(Data entries)
....

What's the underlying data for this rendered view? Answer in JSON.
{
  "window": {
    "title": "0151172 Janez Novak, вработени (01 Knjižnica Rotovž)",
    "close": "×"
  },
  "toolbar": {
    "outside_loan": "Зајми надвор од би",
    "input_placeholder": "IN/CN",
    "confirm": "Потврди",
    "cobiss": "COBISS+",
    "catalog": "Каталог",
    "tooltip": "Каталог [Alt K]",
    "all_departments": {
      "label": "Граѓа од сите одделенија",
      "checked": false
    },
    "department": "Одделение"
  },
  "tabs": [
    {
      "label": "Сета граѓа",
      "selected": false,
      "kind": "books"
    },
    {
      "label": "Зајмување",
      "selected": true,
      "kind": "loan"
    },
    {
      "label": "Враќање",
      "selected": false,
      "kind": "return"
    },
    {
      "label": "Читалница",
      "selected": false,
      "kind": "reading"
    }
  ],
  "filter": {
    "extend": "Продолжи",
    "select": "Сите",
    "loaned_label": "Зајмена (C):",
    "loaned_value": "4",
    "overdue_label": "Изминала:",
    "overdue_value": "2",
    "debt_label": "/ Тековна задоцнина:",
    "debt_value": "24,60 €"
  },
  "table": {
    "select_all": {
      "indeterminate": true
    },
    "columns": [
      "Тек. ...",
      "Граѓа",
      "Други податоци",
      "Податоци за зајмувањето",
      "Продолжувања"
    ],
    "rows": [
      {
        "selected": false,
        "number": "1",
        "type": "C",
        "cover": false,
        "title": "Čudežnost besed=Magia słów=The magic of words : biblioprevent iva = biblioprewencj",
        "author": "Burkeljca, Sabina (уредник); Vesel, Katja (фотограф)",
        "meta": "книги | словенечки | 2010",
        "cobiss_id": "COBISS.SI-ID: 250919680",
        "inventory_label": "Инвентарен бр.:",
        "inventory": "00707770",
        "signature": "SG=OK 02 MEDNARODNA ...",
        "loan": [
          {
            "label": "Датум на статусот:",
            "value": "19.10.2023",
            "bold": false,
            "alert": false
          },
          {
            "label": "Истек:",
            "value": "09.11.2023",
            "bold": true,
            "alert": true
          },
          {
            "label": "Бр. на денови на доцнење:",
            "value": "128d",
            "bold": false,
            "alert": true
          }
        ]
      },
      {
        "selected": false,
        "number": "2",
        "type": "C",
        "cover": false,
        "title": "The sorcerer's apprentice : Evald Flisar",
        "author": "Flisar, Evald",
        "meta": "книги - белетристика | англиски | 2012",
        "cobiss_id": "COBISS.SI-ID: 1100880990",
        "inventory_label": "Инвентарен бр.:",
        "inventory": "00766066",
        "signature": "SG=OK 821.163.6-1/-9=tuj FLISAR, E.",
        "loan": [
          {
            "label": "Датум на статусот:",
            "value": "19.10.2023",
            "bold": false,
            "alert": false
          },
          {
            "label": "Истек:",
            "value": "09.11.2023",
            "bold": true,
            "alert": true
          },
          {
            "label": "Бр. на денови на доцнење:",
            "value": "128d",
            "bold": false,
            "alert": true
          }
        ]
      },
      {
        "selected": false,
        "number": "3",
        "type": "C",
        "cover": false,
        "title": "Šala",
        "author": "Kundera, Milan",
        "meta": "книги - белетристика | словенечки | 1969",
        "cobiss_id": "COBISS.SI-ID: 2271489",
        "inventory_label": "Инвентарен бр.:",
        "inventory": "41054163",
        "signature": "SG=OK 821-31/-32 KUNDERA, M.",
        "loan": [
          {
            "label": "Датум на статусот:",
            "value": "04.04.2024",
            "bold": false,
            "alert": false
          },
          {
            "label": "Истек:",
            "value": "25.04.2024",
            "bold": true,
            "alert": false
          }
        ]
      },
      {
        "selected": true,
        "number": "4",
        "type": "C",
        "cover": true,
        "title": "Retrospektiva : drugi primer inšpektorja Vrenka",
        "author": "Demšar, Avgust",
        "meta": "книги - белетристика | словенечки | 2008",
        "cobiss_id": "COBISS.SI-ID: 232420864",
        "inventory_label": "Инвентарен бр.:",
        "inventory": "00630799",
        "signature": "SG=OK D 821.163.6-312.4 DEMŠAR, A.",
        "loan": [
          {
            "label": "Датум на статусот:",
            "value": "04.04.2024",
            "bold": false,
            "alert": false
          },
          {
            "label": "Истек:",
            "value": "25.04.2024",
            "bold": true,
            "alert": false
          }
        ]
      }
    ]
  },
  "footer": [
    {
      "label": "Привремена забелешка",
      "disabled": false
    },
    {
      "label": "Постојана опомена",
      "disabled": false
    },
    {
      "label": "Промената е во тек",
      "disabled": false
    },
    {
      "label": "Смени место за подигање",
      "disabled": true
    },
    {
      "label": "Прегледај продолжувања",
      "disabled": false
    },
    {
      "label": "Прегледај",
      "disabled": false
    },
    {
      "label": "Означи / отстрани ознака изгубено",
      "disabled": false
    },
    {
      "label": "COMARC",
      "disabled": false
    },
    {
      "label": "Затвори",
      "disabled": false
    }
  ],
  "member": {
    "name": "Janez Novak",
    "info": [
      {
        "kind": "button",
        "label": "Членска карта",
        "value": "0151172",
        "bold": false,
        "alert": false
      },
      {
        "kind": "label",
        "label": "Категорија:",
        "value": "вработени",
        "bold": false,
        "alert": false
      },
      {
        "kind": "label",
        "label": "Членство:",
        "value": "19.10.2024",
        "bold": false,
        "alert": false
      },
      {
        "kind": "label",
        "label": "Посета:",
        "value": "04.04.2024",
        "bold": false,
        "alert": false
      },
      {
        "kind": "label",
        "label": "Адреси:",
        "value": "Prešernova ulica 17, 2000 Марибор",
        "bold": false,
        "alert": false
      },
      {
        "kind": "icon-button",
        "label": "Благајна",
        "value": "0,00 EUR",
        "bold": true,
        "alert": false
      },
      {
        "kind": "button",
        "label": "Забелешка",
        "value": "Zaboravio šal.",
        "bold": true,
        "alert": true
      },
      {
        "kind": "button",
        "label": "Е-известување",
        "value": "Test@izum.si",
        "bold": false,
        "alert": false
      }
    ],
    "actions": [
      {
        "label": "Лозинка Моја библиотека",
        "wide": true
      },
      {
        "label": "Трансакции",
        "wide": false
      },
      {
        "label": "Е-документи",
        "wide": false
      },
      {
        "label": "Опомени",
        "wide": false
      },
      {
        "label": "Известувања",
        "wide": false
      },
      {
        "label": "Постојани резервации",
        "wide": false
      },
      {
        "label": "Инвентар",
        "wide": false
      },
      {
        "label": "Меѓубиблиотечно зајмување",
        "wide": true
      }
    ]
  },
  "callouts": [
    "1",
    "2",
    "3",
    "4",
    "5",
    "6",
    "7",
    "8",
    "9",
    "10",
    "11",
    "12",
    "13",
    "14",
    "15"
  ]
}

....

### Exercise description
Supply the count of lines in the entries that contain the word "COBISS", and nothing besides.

### Exercise solution
5